(a jazzy nightclub swing blues number about a good female/male relationship gets steamy when correct lovemaking instructions are applied)
“Circles” (Alvin Lee) – 3:59
“As the Sun Still Burns Away” (Alvin Lee) – 4:44
(the symbolism of Circles and the Sun are as old as time and we’re left with contemplative observations on present life and the ultimate future)
And here it is in its entirety: TEN YEARS AFTER – CRICKLEWOOD GREEN
TYA and 2001: A Space Odyssey – Dig this mini-MIND-BLOWER
2001: A Space Odyssey released on April 4th, 1968 was a big deal with everyone and especially us Hippies. The heavy symbolism and sounds of Strauss’ waltzes as background to the glorious images of a real space station in orbit and the slowly well-paced direction of Kubrick created a technical and realistic foundation for the film’s phantasmagorical ending – which was both the definition of psychedelic AND a true mind-blower.
This wall-to-wall, floor-to-ceiling psychedelic extravaganza was a must LSD Trip.
I’ve seen this film stoned and straight and it’s aces either way, but that ending sequence was epic and far out and an unseen entity prior to Kubrick. No concert light show could come close. And since the sequence was meant to literally put you into the main character, Kier Dullea’s, Point Of View surging through space and time; with good seats that’s just what happens.

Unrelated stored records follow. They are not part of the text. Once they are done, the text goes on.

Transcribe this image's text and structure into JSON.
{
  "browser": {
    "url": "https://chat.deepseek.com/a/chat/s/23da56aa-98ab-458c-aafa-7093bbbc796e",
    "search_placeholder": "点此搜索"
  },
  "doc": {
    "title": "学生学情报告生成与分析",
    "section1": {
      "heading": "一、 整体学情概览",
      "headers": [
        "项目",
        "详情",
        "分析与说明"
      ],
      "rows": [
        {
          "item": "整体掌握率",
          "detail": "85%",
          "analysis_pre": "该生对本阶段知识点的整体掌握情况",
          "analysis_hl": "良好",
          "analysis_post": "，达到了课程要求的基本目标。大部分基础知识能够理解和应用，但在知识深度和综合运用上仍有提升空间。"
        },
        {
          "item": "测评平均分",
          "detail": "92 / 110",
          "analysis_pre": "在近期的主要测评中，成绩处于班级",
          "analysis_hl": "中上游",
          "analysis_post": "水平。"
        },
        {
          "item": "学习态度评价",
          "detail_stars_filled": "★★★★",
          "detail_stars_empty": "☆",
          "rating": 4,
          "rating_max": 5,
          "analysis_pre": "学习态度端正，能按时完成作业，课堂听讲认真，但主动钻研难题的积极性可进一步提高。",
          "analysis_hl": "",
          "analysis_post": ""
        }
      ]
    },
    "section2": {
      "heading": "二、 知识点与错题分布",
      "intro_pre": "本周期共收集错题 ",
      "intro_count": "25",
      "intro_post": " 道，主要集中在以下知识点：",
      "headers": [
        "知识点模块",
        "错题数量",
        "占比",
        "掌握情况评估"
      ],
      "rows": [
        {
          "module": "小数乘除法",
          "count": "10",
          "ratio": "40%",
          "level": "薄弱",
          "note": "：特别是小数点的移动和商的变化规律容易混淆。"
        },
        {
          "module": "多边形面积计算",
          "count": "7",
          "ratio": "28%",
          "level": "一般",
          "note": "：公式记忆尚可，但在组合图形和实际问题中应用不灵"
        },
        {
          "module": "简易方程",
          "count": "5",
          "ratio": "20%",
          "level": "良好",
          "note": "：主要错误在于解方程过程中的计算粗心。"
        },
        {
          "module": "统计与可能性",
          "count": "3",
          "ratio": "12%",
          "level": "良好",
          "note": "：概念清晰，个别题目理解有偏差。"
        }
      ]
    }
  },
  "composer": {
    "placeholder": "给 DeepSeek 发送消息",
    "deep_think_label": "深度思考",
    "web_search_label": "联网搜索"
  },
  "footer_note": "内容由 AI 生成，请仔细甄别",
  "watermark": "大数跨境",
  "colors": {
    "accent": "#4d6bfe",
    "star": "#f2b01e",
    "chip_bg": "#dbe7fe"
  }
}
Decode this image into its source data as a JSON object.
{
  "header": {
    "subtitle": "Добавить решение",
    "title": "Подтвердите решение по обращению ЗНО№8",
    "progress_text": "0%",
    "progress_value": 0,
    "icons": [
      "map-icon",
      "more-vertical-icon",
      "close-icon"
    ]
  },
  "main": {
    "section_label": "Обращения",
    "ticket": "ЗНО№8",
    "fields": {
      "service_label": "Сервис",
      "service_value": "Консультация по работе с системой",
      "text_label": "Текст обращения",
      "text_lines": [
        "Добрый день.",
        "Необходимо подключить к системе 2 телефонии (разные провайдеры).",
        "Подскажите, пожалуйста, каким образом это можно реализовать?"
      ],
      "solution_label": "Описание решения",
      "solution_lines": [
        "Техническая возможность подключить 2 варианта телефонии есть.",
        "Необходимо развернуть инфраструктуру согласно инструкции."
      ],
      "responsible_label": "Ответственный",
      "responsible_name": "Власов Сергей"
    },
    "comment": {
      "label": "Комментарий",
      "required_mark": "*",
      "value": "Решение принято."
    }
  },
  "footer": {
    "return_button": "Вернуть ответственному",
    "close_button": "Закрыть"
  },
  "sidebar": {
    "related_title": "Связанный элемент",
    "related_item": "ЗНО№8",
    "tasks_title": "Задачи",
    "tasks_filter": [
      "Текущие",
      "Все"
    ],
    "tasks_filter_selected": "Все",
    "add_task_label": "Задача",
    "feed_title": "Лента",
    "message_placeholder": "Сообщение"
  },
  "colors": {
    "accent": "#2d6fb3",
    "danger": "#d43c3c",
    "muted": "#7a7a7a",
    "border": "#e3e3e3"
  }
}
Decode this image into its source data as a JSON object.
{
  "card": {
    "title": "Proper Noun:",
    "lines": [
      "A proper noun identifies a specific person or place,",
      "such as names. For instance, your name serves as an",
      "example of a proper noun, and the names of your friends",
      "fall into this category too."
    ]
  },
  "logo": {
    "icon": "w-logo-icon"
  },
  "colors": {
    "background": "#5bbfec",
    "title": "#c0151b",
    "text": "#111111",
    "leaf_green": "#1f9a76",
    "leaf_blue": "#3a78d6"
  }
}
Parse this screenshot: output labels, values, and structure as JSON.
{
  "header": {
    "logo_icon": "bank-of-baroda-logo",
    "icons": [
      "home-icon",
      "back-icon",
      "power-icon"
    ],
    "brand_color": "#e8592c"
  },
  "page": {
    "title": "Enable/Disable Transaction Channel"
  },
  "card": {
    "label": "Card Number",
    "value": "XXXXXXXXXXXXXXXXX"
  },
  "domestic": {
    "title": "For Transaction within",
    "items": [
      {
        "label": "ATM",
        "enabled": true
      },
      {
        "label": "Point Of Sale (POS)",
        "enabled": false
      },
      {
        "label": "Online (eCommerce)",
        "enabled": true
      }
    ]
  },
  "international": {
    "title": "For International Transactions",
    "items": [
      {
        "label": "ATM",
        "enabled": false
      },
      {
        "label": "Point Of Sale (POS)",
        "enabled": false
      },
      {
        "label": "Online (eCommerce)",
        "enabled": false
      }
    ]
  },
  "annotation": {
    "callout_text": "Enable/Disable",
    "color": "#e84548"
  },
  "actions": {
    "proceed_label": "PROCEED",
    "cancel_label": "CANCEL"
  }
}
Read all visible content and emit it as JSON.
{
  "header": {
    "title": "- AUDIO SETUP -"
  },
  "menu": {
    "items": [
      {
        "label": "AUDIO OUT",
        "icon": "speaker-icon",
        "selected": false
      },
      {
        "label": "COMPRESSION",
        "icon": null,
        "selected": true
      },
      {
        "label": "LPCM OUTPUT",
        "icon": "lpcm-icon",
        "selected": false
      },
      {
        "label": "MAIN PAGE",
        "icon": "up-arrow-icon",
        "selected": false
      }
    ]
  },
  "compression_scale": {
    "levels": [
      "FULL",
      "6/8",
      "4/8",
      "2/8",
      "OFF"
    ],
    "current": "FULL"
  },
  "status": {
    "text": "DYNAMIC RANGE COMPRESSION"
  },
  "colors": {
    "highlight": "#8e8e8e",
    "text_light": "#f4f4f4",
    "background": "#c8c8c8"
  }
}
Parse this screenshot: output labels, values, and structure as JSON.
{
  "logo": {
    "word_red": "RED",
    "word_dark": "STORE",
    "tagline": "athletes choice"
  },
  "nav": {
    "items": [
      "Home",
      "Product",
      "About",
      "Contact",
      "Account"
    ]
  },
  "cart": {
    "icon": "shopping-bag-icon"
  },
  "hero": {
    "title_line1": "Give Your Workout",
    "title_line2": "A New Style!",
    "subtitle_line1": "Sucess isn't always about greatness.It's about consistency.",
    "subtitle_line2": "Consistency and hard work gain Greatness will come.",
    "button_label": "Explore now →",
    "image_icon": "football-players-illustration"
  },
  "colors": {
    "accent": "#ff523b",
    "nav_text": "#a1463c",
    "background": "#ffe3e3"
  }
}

And by the time you emerge as the Starchild, well, whew, what a Trip!
A year later in February of ’69, Ten Years After released “Stonedhenge” and we all dug it and it was played a lot. Two months later 2001: A Space Odyssey played in selected theaters for its one year anniversary. I dropped acid and went to celebrate this great event. Toward the end of the film, we are literally inside Dullea’s space suit looking from his POV. We also hear him breathing, throughout nearly the entire pre-trip sequence, which is a perfect way to engage the audience.
Anyway I get back to my beach pad and put on Stonedhenge and the first track is “I’m Going to Try” and it starts with a heartbeat and heavy breathing and immediately I flashed on the breathing in 2001 and it was a cool connection and an archival stamp on a place in time and history for my experience of film, music and pure Hippie exhilaration!
But “I’m Going to Try” gets cooler when Alvin begins to sing – as it sounds as though he’s channeling Elvis – he starts out like Elvis and then becomes Elvis.
I heard him live on camera in an interview back then and I could hardly understand a word he said because of his thick English accent, but right there on camera he started playing guitar and singing and his voice was clear and totally understandable, he stopped, chatted with the interviewer and I lost him again.
But early on I appreciated Alvin Lee’s singing voice, maybe as much as his guitar playing and his amazing writing ability – which brings us back to Cricklewood Green, an album in which he wrote every song and produced the entire album.
Cricklewood Green came along at the right time in Rock History to represent an iconic example of Rock at its finest.
Just three months after the release of this album I was very fortunate to witness a true
World-Class Rock ‘n’ Roll Battle of the Bands:
TEN YEARS AFTER vs. GRAND FUNK RAILROAD!
Dig it! Far Out!!
CHECK OUT THE REST OF THE TOP 79 HISTORIC & CLASSIC 1970s ROCK ALBUMS!